Saturday was a joyous day for the congregation of the Perche Baptist Church.
A large crowd of members and wellwishers was on hand to celebrate the 100th anniversary of the construction of the magnificent stone building with its vaulted, stained glass windows and bell-tower steeple located on Perche Church Road on the bank of Perche Creek just south of Route F between Rucker and Harrisburg.
Though the stunning stone structure has reached the century mark, Perche Baptist Church is 35 years older. The church site dates back 180 years to June, 1835, when the Perche Christian Church was organized with Durrett Bruce and William and John White as its elders.
The Christian Church founders had built a log building with a door and fireplace at each end on the site where the current Perche Baptist Church has been for the past 100 years.
Situated on seven acres of land that, through a recording error, was purchased twice to become the Perche Meeting House, the log church burned down in 1879 and was replaced in 1880 by a larger framed building at a cost of $1,800.
By this time, the Baptists were sharing the new building and the costs. The Baptists had begun meeting in 1874 under the name “Arm of Bethlehem Baptist Church “ near Harrisburg. According to the 100-year history of the current building, compiled by a centennial committee, the Baptists first met at Robinson School, 2 1/2 miles southwest of the current church.
At some point, they moved into the old log church, sharing the space with the Christian Church. It was now officially the “Arm of the Bethlehem Church.”
In August 1880, the members voted to procure letters of dismissal from the Mother Church, and in October took the name of Perche Baptist Church. The Rev. Green Carey became the first pastor in December, 1880. The new church was officially accepted by the Baptist Association in December, 1881.
The current building came about at a July 1915, meeting in which two members from each of the two denominations formed a building committee. Work was begun a month later and finished in August 1916 on the exact site of the original log cabin.
Pews from the wooden church had been moved to the creek bottom for outdoor services, then later into the basement of the new church. Some are still in use today at the Mt. Zion Baptist Camp near Higbee.
The entire cost of the new church was $5,700. The church building was still $2,167.15 in debt when it was officially dedicated. The service and following dinner raised $2,400.
A total of 420 hours from 333 people from both congregations brought the new building into service debt-free.
The church bell was donated by Sears, Roebuck and Co. and the stained glass windows were shipped from England, then transported by rail and horse-drawn wagon to the site.
The architect and builder was Willard Jacks, a carpenter from the community. He designed the church and made the concrete blocks and foundation with sand from the nearby Perche Creek.

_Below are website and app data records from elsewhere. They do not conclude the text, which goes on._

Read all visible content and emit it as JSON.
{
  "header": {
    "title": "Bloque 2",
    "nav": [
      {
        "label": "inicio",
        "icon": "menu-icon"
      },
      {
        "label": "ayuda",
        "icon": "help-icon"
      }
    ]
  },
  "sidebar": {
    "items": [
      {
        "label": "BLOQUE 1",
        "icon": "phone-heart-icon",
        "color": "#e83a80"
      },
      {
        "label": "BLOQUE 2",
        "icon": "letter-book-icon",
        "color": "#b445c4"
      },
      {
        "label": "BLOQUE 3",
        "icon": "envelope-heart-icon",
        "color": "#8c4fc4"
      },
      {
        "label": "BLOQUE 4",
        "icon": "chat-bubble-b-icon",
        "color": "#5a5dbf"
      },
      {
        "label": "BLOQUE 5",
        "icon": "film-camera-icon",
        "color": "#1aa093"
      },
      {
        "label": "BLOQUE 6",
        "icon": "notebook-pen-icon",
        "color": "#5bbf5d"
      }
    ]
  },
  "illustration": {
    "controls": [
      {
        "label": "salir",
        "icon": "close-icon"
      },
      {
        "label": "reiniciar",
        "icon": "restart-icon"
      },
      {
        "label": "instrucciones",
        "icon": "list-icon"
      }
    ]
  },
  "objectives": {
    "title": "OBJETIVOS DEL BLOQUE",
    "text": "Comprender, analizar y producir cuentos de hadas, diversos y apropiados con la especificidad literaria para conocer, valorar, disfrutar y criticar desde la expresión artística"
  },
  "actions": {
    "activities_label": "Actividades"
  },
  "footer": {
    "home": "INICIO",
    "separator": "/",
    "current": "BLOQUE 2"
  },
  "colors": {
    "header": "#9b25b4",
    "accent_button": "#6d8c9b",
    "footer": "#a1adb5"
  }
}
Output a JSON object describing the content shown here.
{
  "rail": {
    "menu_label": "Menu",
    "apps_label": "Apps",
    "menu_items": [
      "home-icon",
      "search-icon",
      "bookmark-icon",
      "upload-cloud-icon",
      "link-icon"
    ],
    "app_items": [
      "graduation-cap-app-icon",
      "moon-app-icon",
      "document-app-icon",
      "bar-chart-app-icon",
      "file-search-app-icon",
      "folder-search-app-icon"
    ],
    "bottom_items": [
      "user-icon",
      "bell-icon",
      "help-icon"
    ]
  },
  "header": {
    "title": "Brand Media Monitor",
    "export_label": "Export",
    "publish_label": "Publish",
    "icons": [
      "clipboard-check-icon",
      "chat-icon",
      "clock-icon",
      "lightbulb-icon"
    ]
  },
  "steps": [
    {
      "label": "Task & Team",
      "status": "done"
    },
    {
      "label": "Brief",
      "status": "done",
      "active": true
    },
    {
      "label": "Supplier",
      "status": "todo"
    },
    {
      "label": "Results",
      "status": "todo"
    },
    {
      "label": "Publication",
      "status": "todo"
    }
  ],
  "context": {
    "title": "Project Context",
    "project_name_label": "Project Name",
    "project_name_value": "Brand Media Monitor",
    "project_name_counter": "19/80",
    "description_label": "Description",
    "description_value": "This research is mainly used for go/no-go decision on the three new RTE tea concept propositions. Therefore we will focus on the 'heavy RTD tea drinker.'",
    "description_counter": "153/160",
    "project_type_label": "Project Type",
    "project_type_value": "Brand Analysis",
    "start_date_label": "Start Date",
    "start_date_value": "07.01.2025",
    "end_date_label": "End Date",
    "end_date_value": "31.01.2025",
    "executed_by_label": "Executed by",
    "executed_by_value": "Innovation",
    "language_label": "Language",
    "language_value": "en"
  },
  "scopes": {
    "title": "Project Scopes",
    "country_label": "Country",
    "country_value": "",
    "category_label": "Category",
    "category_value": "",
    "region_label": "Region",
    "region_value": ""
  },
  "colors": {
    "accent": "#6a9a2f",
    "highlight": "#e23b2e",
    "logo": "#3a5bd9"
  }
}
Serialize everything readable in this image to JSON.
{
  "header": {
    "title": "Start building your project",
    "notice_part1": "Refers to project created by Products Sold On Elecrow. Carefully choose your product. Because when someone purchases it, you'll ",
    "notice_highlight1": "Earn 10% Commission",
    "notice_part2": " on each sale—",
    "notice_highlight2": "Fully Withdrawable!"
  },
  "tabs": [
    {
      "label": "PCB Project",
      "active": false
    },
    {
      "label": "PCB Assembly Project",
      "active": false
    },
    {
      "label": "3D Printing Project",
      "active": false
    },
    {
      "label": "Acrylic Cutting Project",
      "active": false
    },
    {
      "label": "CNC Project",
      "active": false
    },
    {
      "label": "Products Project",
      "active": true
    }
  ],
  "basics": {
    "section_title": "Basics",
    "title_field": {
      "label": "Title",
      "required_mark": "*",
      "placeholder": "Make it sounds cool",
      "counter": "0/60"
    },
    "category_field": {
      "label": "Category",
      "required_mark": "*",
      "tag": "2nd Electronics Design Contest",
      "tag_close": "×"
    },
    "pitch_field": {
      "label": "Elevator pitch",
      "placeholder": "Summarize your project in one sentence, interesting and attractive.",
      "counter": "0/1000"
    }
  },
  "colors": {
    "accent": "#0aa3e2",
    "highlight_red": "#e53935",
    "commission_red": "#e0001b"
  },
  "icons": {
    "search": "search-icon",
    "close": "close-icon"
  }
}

Through the years, the Baptists held services on the second and fourth Sundays, alternating with the Christian Church.
The Columbia Missourian noted, in a 1952 article on the church, that the building was in poor condition and the cemetery was overgrown with weeds. The Christian Church attendance had dwindled badly. The Baptists had taken over the fifth Sunday services, and in 1975 only the Christian congregation was no longer holding services.
In time, we’ll add the Christian Church history to complete this history of 180 years of services on this site.
The Baptist Church has grown as a center of community activities, and the building has been expanded and improved, complete with a replacement of the bell tower in 2009 with an exact replica of the original steeple.
Perche Baptist may not be the oldest house of worship in our county, but it surely is one of the most impressive — truly a living monument to our past.
Bill Clark’s columns appear Mondays, Wednesdays and Fridays. Reach him at 474-4510.
Posted in Community on Wednesday, September 30, 2015 2:00 pm